Senator David Perdue Discusses The Future Of The Supreme Court

WASHINGTON, D.C. – U.S. Senator David Perdue (R-GA), a member of the Senate Judiciary Committee, this week discussed the vacancy on the United States Supreme Court and urged his colleagues to remember the integrity of the advice and consent process.

Click here to view the speech or click on the image below.

Supreme Court


“I rise today to discuss the vacancy on the United States Supreme Court, where we’ve been on this issue, and what needs to happen next year when our next president is sworn in.

For months this year, I and other members of this body held our ground in saying that the American people deserved a voice in this process. 

We talked about how the integrity of the advice and consent process, clearly outlined in Article II, Section 2 of the United States Constitution, was at stake.

We outlined years of precedent against nominating and confirming a Supreme Court Justice during a presidential election year.

The last time a vacancy arose and a nominee was confirmed in a presidential election year was 1932. 1888 was the last presidential election year in which a Justice was nominated and confirmed by a divided government.

Confirming a nominee to the United States Supreme Court should never be distorted by political theater of a presidential election cycle. This is a bipartisan position.

Both parties have said what I – and my Republican colleagues – have said all year. 

Since day one, I have consistently said that no Supreme Court nominee should be considered for the Supreme Court by the Senate before the next president is sworn in. That also meant no consideration during the lame duck either, no matter the outcome of the election.

You can’t have it both ways.

This was my position before the election, this is still my position today. It was and is about the principle, not the individual.

As an outsider to the political process, this was a logical and easy position to take from the very beginning. The process for nominating and confirming a Justice to the United States Supreme Court is enshrined in our Constitution.

The hyper-partisanship and politics of a presidential election cycle should have absolutely no place in this process.

Confirming any individual to a lifetime appointment to the United States Supreme Court must rise above that kind of political posturing. It must be above any political theater.

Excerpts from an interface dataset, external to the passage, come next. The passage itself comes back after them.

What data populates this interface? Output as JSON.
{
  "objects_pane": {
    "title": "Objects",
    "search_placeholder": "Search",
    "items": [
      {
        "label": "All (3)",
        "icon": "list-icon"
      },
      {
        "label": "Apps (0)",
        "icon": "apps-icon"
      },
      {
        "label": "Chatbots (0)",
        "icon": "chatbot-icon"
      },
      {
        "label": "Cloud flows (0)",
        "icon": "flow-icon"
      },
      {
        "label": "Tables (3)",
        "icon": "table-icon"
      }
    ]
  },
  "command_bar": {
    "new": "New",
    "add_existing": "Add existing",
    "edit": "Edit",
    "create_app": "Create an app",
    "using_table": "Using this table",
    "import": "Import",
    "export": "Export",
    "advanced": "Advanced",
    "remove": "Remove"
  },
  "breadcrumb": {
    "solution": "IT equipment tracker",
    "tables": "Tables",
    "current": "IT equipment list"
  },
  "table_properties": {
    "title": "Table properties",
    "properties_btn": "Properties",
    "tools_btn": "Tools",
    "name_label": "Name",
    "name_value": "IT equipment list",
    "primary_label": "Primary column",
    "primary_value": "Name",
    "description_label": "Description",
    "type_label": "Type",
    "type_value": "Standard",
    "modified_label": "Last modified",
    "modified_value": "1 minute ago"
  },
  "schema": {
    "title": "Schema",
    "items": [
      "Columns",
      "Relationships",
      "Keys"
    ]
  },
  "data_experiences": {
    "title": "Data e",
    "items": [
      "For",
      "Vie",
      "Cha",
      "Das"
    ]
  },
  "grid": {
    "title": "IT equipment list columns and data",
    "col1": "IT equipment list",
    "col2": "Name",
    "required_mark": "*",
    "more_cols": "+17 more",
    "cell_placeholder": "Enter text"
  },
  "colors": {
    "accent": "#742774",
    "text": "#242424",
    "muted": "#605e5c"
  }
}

Furthermore, and as I said previously, the American people deserve a voice in this process. Election Day was not only about changing the direction of our country, but it was also a referendum on the balance of the Supreme Court for generations to come.

Our decision to withhold consent on any Supreme Court nominee until after a new president is sworn in protected the integrity of the advice and consent process from political games in a heated presidential campaign cycle. That decision was entirely within the rights and responsibilities of the Senate, as outlined in the Constitution.

We did our job, and next year we are going to continue to do that job of advice and consent as we consider the next nomination for the Supreme Court. With a new president sworn in, it will be time for the Senate to confirm a nominee to the United States Supreme Court.

The election is over. The people have spoken. Americans have elected a new president. They chose a new direction.

I urge members of this body to listen to them, and I urge this body to remember the integrity of the process.

I also look forward to hearing from whomever President-elect Trump nominates to serve on the Supreme Court, and having the opportunity to vote on his or her confirmation.”